Love in the Time of Coronavirus

Jeri Lynne Swank holds a bottle of vintage 1999 Xtabentún fermented honey in Cozumel (photo by Bill Swank)

I first became acquainted with Colombian author Gabriel Garcia Marquez in the early 1980s when a friend gave me his highly acclaimed One Hundred Years of Solitude as a gift. I don’t remember anything about the book.

What I thought I remembered was wrong.

In 1999, my wife and I took a Caribbean cruise. I thought I brought a copy of the Garcia Marquez novel, Love in the Time of Cholera, but can’t remember anything about that book either.

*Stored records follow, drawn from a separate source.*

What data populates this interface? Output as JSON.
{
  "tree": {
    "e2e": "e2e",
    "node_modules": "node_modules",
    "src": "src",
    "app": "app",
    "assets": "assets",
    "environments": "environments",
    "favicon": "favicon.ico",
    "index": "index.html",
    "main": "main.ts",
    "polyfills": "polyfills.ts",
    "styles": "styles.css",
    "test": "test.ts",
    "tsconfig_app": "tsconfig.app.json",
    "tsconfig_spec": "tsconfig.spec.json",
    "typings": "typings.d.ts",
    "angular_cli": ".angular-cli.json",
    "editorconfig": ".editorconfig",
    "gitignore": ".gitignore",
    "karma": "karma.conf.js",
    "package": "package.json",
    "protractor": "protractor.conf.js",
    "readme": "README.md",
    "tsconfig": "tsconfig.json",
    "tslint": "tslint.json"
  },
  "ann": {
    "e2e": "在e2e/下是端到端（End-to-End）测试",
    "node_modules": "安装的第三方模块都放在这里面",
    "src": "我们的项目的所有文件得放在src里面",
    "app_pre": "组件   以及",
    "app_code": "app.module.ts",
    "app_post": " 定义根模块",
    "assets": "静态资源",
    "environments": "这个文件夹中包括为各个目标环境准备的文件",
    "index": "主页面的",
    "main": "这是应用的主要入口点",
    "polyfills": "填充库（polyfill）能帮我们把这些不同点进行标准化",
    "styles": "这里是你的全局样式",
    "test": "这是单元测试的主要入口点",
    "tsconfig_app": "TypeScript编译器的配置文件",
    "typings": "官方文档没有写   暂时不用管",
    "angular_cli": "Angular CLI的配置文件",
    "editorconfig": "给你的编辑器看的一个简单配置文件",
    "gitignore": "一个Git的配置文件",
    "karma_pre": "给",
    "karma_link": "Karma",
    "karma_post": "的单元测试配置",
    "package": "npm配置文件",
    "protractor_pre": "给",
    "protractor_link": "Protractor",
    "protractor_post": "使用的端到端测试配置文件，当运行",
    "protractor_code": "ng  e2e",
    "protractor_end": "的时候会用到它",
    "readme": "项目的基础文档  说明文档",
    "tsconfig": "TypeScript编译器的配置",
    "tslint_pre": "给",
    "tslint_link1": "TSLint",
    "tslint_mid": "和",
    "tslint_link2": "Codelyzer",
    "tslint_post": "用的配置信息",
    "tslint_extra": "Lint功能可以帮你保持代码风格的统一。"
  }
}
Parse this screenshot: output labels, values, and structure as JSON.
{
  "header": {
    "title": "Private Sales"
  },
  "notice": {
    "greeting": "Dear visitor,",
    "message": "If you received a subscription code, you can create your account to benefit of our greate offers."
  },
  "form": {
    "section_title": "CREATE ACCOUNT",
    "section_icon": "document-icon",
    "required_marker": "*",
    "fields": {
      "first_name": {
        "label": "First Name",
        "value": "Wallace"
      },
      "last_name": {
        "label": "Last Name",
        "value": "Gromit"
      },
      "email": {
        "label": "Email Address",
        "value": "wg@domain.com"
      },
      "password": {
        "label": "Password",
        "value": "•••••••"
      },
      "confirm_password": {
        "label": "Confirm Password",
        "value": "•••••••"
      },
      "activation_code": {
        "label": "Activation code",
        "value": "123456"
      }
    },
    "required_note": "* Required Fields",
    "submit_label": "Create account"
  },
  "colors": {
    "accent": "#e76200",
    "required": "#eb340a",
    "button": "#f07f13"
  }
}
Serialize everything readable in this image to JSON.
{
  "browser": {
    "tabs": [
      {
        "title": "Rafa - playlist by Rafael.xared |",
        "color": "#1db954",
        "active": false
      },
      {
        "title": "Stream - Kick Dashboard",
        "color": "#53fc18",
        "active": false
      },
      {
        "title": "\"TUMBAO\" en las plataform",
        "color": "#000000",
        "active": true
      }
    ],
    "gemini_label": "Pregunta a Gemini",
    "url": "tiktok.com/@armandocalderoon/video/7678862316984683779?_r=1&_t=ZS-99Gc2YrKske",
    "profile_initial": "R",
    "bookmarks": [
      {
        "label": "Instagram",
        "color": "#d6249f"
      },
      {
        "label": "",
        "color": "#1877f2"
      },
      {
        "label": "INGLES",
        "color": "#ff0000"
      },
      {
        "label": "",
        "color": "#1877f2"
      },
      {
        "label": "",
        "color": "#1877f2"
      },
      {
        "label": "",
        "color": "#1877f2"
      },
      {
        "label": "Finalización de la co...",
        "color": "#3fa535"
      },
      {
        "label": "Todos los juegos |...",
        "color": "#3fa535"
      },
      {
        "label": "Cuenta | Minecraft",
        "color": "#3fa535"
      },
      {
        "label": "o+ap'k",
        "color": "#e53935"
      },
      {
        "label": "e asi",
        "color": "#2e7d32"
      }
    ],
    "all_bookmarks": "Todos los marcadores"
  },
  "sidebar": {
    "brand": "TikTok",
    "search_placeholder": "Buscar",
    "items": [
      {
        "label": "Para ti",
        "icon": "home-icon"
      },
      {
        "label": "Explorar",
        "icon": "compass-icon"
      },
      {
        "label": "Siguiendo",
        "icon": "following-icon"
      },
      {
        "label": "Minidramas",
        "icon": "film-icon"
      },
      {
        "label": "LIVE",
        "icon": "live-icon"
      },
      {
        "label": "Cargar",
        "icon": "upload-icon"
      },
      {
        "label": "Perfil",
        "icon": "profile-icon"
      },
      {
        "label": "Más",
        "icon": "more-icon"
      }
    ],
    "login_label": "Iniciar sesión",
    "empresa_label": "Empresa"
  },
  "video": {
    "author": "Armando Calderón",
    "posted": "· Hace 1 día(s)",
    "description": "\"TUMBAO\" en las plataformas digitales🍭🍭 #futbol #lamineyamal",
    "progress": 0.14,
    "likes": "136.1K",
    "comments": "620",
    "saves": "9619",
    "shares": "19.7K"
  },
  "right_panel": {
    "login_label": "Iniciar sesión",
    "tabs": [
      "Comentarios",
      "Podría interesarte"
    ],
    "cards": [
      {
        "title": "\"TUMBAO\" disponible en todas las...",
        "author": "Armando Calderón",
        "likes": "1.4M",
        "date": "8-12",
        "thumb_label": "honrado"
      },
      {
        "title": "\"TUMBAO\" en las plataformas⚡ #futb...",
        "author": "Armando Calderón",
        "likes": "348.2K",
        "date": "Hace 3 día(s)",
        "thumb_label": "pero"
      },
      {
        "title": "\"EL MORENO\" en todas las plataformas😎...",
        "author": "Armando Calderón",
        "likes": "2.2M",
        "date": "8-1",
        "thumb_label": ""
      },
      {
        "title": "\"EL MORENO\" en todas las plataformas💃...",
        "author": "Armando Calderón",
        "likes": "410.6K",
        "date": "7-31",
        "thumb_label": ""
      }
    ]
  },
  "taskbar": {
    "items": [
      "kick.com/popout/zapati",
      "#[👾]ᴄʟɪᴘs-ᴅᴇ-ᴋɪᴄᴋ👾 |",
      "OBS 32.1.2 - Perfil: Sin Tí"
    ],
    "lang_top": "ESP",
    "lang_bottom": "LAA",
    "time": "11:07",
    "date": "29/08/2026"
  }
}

I got out the photo album and realized I read Of Love and Other Demons on the cruise. I knew “love” was in the title and now remember that Señor Garcia Marquez had some unusual ideas about love.

I did learn about Xtabentún from Of Love and Other Demons. I bought a bottle of this fermented honey aphrodisiac for my honey when we stopped in Cozumel. It was the preferred beverage of the Mayans and their gods.

Nothing like a nice, cool Xtabentún before an afternoon of decapitations and heart extractions, reportedly an ancient act of love and nourishment for the gods.

Like Gabriel, the Mayans had some unusual ideas, too.

But love can be found in unlikely places like a recent newspaper clipping a friend sent about a historic baseball team. On the same page was an advice column for middle-aged dating.

According to this middle-aged dating columnist, the perils of online dating and scams for seniors are real. Love can be found, but it ain’t easy… proving that some things in life never change.

Most of his advice seemed to focus on “older” lonely women who were well beyond my definition of “middle-aged.”

I remember the advice of PCL Padres home run slugger Jack Graham: “If you take a woman out for dinner, the next thing she’ll want is for you to take her on a cruise.”

Of all my male friends, I can think of only one with a serious heart condition who continued to behave like a horny high school sophomore. Remarkably, he found a good woman who loved and cared for him until the day he died.

The rest of my single “old fart” friends prefer to remain that way, so my wife and I learned a long time ago not to play matchmaker.

We have several single women friends. They are all good women and seem to be coping well without men.

One is a bright single woman in her 80s who has been divorced for almost 40 years. About 20 years ago, she decided to give up on men. As a divorcee, she experienced fun and heartbreak playing the dating game, but it wore her out. Today, she is content with her garden and dogs.

Another woman, an angel who lives in a small Midwestern town, spent most of her later married years caring for terminal relatives: both of her parents, her in-laws, aunts, uncles, her older brother and her husband who died four years ago. She is very lonely. A high school classmate who lost his wife has taken her to lunch a few times, but she is concerned about what people might say.

A beautiful woman I knew at work was always surrounded by male suitors. Eventually, she got married, divorced and now prefers to live alone on a comfortable pension. When asked if she misses her previous lifestyle, her answer was to the point. “At my age, I don’t want to be a nurse and I don’t want to be a purse.”

A high school friend of mine died 13 years ago. He’d been in poor health for years and his wife took good care of him. She’s a good Christian who has since devoted herself to helping others in her family, her church and in her community. She always has a smile and a hearty laugh, but she still misses “her man.”

Another close friend died in 1994. His wife suffered from mental illness. The poor woman “heard voices” and knew they were talking about her. They were a childless couple and the wife’s problems continued after becoming widowed. I helped her move four times to escape the voices. In 2019, she developed dementia and I was appointed her trustee. As a widow, she preferred to live alone and the subject of male companionship was never discussed.

My wife has a dear friend whose blowhard husband cheated on her and walked away. It was devastating, but the friend continued to work, maintain an immaculate home and yard and care for her faithful Golden Retrievers. The loyal dogs have since died, so she made the adjustment to living alone.

Another friend was married to an older man. They enjoyed travel and having fun, but then he died. She’s now in her mid-70s and remains active and upbeat. Her husband had kids from his first marriage and they have become even closer to her since his passing. She is touched that they are so concerned and willingly help with chores she can no longer do during the coronavirus quarantine.

Bottom line: Finding love in the time of coronavirus at any age has to be difficult. Here is some parting advice on the subject from centenarians who played the game of life into extra innings.

“I have two boyfriends – just because I’m 100, doesn’t mean I don’t like men.”  – Kathy Hampton (100)

“I have a lot of boyfriends. That’s the way to stay young.”  – Anna Mary Robertson “Grandma” Moses (101)

“Stay away from men. They are more trouble than they’re worth.”  – Jessie Gallan (109)

“I credit my long health to cigarettes, whiskey and wild, wild women.” – Henry Allingham, world’s oldest living WWI veteran (113)

“I stayed single for 80 years.”  – Emma Morano left an abusive husband when she was 37 (117)